→ Activity
Verbatim output of the lines below is required, with the images omitted.

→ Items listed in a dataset
┄┄┄┄┄┄┄┄┄┄┄┄┄┄┄┄┄┄┄┄

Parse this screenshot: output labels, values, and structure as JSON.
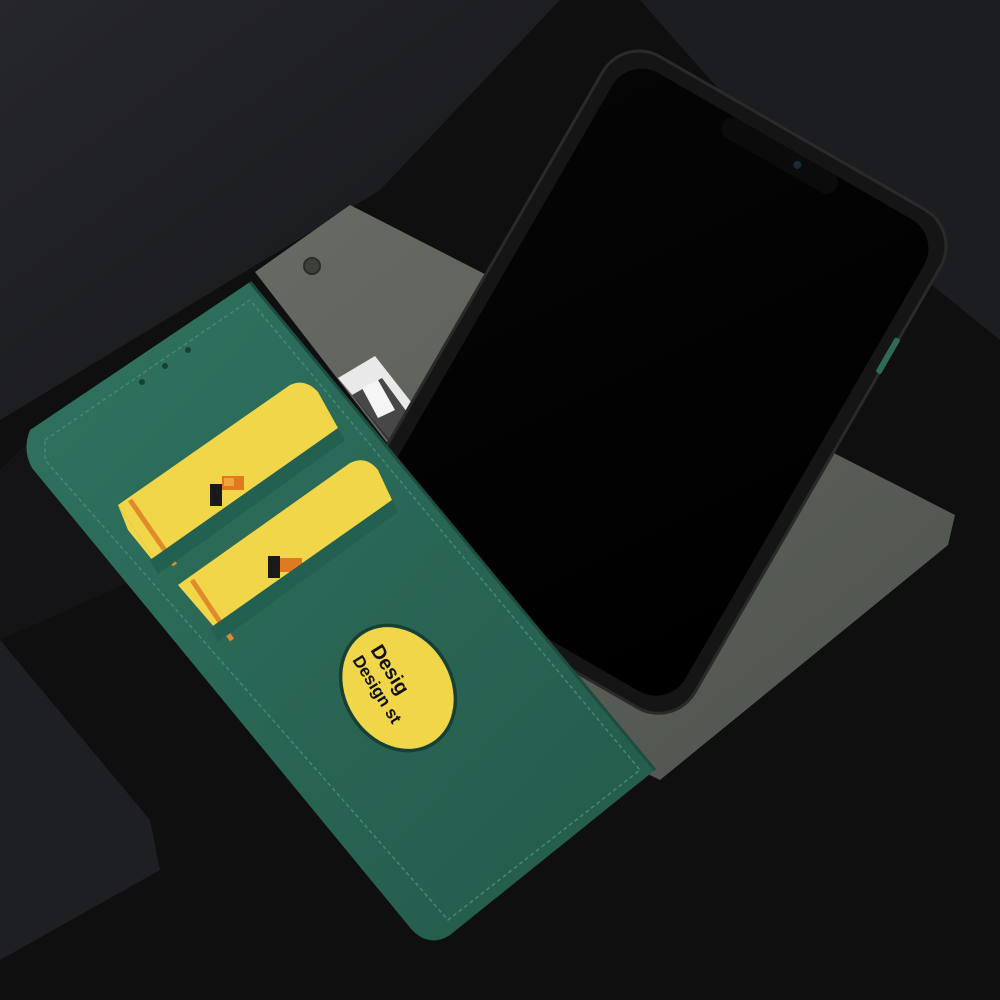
{
  "colors": {
    "background": "#101010",
    "backdrop_box": "#1b1c1f",
    "case_leather_green": "#2c6a58",
    "case_inner_grey": "#5e625c",
    "card_yellow": "#f1d64a",
    "card_stripe_orange": "#e08a2a",
    "phone_bumper": "#141414",
    "phone_screen": "#000000"
  },
  "window_card": {
    "line1": "Desig",
    "line2": "Design st"
  },
  "icons": [
    "phone-camera-icon",
    "magnetic-clasp-icon",
    "card-pixel-art-icon"
  ]
}
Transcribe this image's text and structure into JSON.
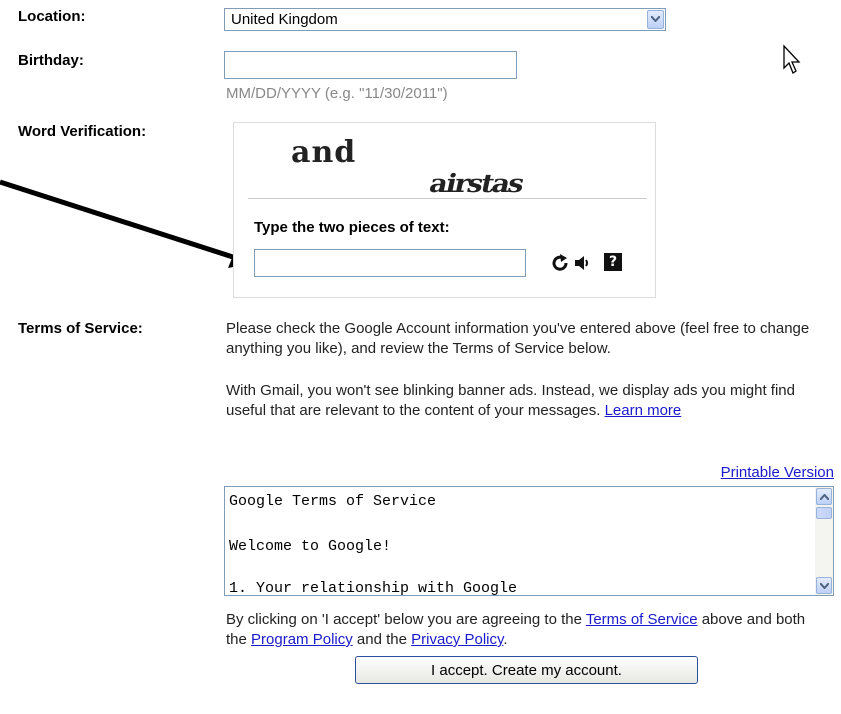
{
  "form": {
    "location_label": "Location:",
    "location_value": "United Kingdom",
    "birthday_label": "Birthday:",
    "birthday_value": "",
    "birthday_hint": "MM/DD/YYYY (e.g. \"11/30/2011\")",
    "verification_label": "Word Verification:"
  },
  "captcha": {
    "word1": "and",
    "word2": "airstas",
    "prompt": "Type the two pieces of text:",
    "input_value": "",
    "icons": [
      "refresh-icon",
      "audio-icon",
      "help-icon"
    ],
    "help_glyph": "?"
  },
  "terms": {
    "label": "Terms of Service:",
    "para1": "Please check the Google Account information you've entered above (feel free to change anything you like), and review the Terms of Service below.",
    "para2": "With Gmail, you won't see blinking banner ads. Instead, we display ads you might find useful that are relevant to the content of your messages.",
    "learn_more": "Learn more",
    "printable": "Printable Version",
    "box_lines": [
      "Google Terms of Service",
      "Welcome to Google!",
      "1. Your relationship with Google"
    ],
    "agree_pre": "By clicking on 'I accept' below you are agreeing to the",
    "tos_link": "Terms of Service",
    "agree_mid": "above and both the",
    "program_policy": "Program Policy",
    "and_the": "and the",
    "privacy_policy": "Privacy Policy",
    "end": "."
  },
  "accept_button": "I accept. Create my account."
}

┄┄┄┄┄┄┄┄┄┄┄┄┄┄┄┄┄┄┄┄

→ Exercise response
Parse this screenshot: output labels, values, and structure as JSON.
{
  "colors": {
    "background": "#101010",
    "backdrop_box": "#1b1c1f",
    "case_leather_green": "#2c6a58",
    "case_inner_grey": "#5e625c",
    "card_yellow": "#f1d64a",
    "card_stripe_orange": "#e08a2a",
    "phone_bumper": "#141414",
    "phone_screen": "#000000"
  },
  "window_card": {
    "line1": "Desig",
    "line2": "Design st"
  },
  "icons": [
    "phone-camera-icon",
    "magnetic-clasp-icon",
    "card-pixel-art-icon"
  ]
}
Transcribe this image's text and structure into JSON.
{
  "form": {
    "location_label": "Location:",
    "location_value": "United Kingdom",
    "birthday_label": "Birthday:",
    "birthday_value": "",
    "birthday_hint": "MM/DD/YYYY (e.g. \"11/30/2011\")",
    "verification_label": "Word Verification:"
  },
  "captcha": {
    "word1": "and",
    "word2": "airstas",
    "prompt": "Type the two pieces of text:",
    "input_value": "",
    "icons": [
      "refresh-icon",
      "audio-icon",
      "help-icon"
    ],
    "help_glyph": "?"
  },
  "terms": {
    "label": "Terms of Service:",
    "para1": "Please check the Google Account information you've entered above (feel free to change anything you like), and review the Terms of Service below.",
    "para2": "With Gmail, you won't see blinking banner ads. Instead, we display ads you might find useful that are relevant to the content of your messages.",
    "learn_more": "Learn more",
    "printable": "Printable Version",
    "box_lines": [
      "Google Terms of Service",
      "Welcome to Google!",
      "1. Your relationship with Google"
    ],
    "agree_pre": "By clicking on 'I accept' below you are agreeing to the",
    "tos_link": "Terms of Service",
    "agree_mid": "above and both the",
    "program_policy": "Program Policy",
    "and_the": "and the",
    "privacy_policy": "Privacy Policy",
    "end": "."
  },
  "accept_button": "I accept. Create my account."
}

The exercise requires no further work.